[[ Records provided, beginning ]]
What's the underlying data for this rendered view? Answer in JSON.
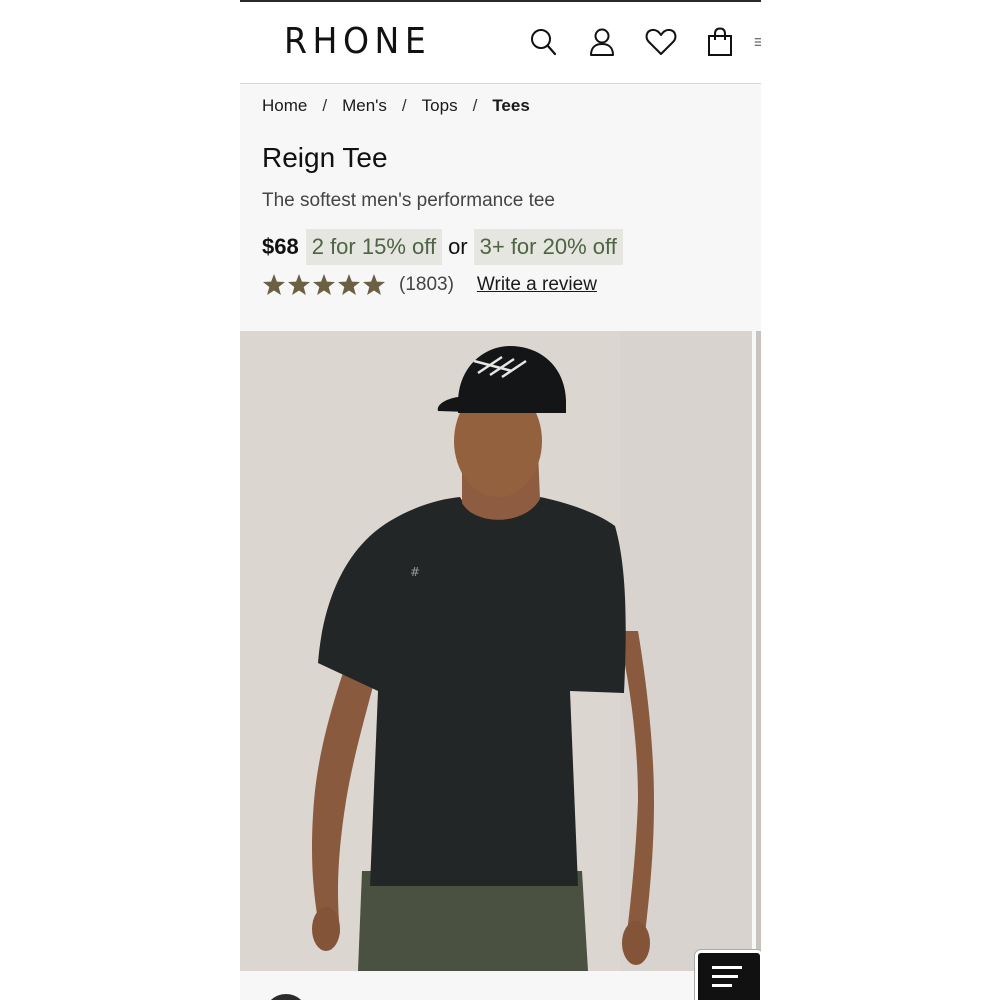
{
  "header": {
    "logo": "RHONE",
    "icons": [
      "search-icon",
      "account-icon",
      "wishlist-icon",
      "cart-icon",
      "menu-icon"
    ]
  },
  "breadcrumb": {
    "items": [
      "Home",
      "Men's",
      "Tops"
    ],
    "current": "Tees",
    "separator": "/"
  },
  "product": {
    "title": "Reign Tee",
    "subtitle": "The softest men's performance tee",
    "price": "$68",
    "promo_1": "2 for 15% off",
    "or": "or",
    "promo_2": "3+ for 20% off",
    "rating": 5,
    "review_count": "(1803)",
    "write_review": "Write a review"
  },
  "image": {
    "alt": "Model wearing black Reign Tee with black cap and olive shorts"
  },
  "colors": {
    "accent_star": "#6b5f44",
    "promo_bg": "#e4e6df",
    "promo_text": "#4f6345"
  }
}
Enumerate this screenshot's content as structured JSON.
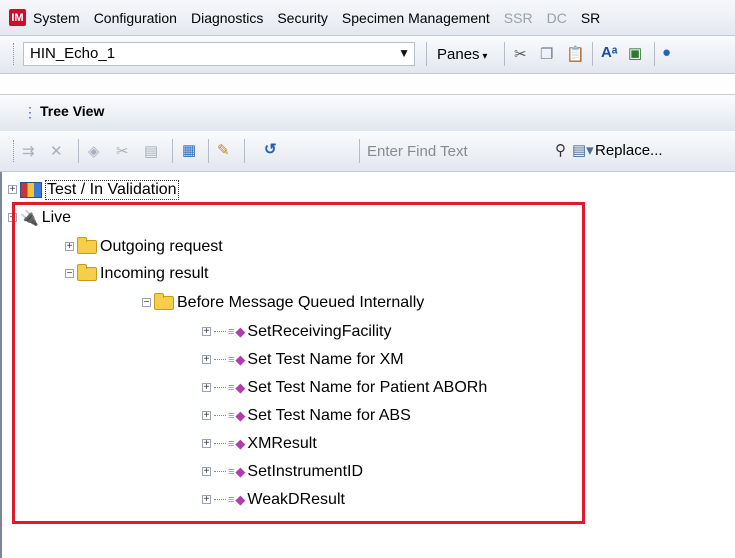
{
  "menu": {
    "logo": "IM",
    "items": [
      "System",
      "Configuration",
      "Diagnostics",
      "Security",
      "Specimen Management"
    ],
    "disabled_items": [
      "SSR",
      "DC"
    ],
    "trailing_item": "SR"
  },
  "toolbar": {
    "selector_value": "HIN_Echo_1",
    "panes_label": "Panes"
  },
  "tree_view": {
    "title": "Tree View"
  },
  "find_toolbar": {
    "find_placeholder": "Enter Find Text",
    "replace_label": "Replace..."
  },
  "tree": {
    "test_node": "Test / In Validation",
    "live_node": "Live",
    "outgoing": "Outgoing request",
    "incoming": "Incoming result",
    "before_queued": "Before Message Queued Internally",
    "rules": [
      "SetReceivingFacility",
      "Set Test Name for XM",
      "Set Test Name for Patient ABORh",
      "Set Test Name for ABS",
      "XMResult",
      "SetInstrumentID",
      "WeakDResult"
    ]
  },
  "colors": {
    "highlight_border": "#e0192b",
    "logo_red": "#c8102e"
  }
}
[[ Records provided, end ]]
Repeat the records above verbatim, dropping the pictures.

- **Result of the exercise**:
What's the underlying data for this rendered view? Answer in JSON.
{
  "header": {
    "logo": "RHONE",
    "icons": [
      "search-icon",
      "account-icon",
      "wishlist-icon",
      "cart-icon",
      "menu-icon"
    ]
  },
  "breadcrumb": {
    "items": [
      "Home",
      "Men's",
      "Tops"
    ],
    "current": "Tees",
    "separator": "/"
  },
  "product": {
    "title": "Reign Tee",
    "subtitle": "The softest men's performance tee",
    "price": "$68",
    "promo_1": "2 for 15% off",
    "or": "or",
    "promo_2": "3+ for 20% off",
    "rating": 5,
    "review_count": "(1803)",
    "write_review": "Write a review"
  },
  "image": {
    "alt": "Model wearing black Reign Tee with black cap and olive shorts"
  },
  "colors": {
    "accent_star": "#6b5f44",
    "promo_bg": "#e4e6df",
    "promo_text": "#4f6345"
  }
}
Enumerate this screenshot's content as structured JSON.
{
  "menu": {
    "logo": "IM",
    "items": [
      "System",
      "Configuration",
      "Diagnostics",
      "Security",
      "Specimen Management"
    ],
    "disabled_items": [
      "SSR",
      "DC"
    ],
    "trailing_item": "SR"
  },
  "toolbar": {
    "selector_value": "HIN_Echo_1",
    "panes_label": "Panes"
  },
  "tree_view": {
    "title": "Tree View"
  },
  "find_toolbar": {
    "find_placeholder": "Enter Find Text",
    "replace_label": "Replace..."
  },
  "tree": {
    "test_node": "Test / In Validation",
    "live_node": "Live",
    "outgoing": "Outgoing request",
    "incoming": "Incoming result",
    "before_queued": "Before Message Queued Internally",
    "rules": [
      "SetReceivingFacility",
      "Set Test Name for XM",
      "Set Test Name for Patient ABORh",
      "Set Test Name for ABS",
      "XMResult",
      "SetInstrumentID",
      "WeakDResult"
    ]
  },
  "colors": {
    "highlight_border": "#e0192b",
    "logo_red": "#c8102e"
  }
}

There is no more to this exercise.